Below is a short primer on the DIP Loan process and what to expect if you are seeking Debtor-in-Possession (DIP) financing.
The new money DIP process begins with the court granting approval to the borrower to seek “new money DIP” from sources that are outside the current roster of lenders. This process is known as “priming” where the new money lender receives a superior status over current lenders in which its lien supersedes the liens of the original creditors. The secured lenders during this stage of the process are normally left out of the equation, unless otherwise are forced to participate regarding their lien status.
SalemBridge will review your file and will source new DIP lenders that are most applicable to your situation.
After we have successfully sourced a new money DIP lender that is most suitable for your restructuring turnaround plan, formal negotiations will begin between the new lender and any non-consenting creditors committee ultimately spearheaded by the Bankruptcy court for approval. Typically, concessions are made between both parties and an agreement is eventually made, as both parties instinctively know that is in their best interests to approve a post-petition financing arrangement.
During this period, certain milestones are established by all the parties involved, to solidify the DIP loan agreement and eventually garner approval by the Bankruptcy Court. Milestones generally include mandates such as reorganization filing deadlines, disclosure statement approvals, confirmation hearings, and ultimately the granting of a confirmation order. Milestones also serve as formal boundaries to safeguard the investment and the rights of the new DIP lender regarding the loan agreement. Just like any other loan arrangement, any misstep or violation throughout the arrangement could trigger your loan in default. Although every lender is unique in its approach, additional provisions, such as limited capital expenditures, business plan revisions, weekly budgets, and other stipulations can be incorporated into the loan arrangement.
After the final approval by the Bankruptcy Court, it is time to proceed and utilize the new money DIP Loan to support your turnaround plan and ultimately emerge from bankruptcy.
In Conclusion In simple terms, this tends to be the typical process that distressed borrowers typically undergo when seeking out new money DIP Financing.

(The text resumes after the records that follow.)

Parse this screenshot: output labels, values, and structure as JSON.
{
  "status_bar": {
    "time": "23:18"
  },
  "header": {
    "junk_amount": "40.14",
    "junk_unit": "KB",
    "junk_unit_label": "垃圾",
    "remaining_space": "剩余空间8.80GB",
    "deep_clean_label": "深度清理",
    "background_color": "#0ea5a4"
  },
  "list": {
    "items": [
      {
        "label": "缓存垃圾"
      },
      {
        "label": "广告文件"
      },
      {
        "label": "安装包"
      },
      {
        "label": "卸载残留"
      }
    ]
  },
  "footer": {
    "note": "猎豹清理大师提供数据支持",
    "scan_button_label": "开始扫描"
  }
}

If your company is under distress and in need of DIP Financing or need additional information, please visit us at www.salembridgecapital.com/dip-loans for more information or contact us directly for effective help and guidance at (646) 926-4391.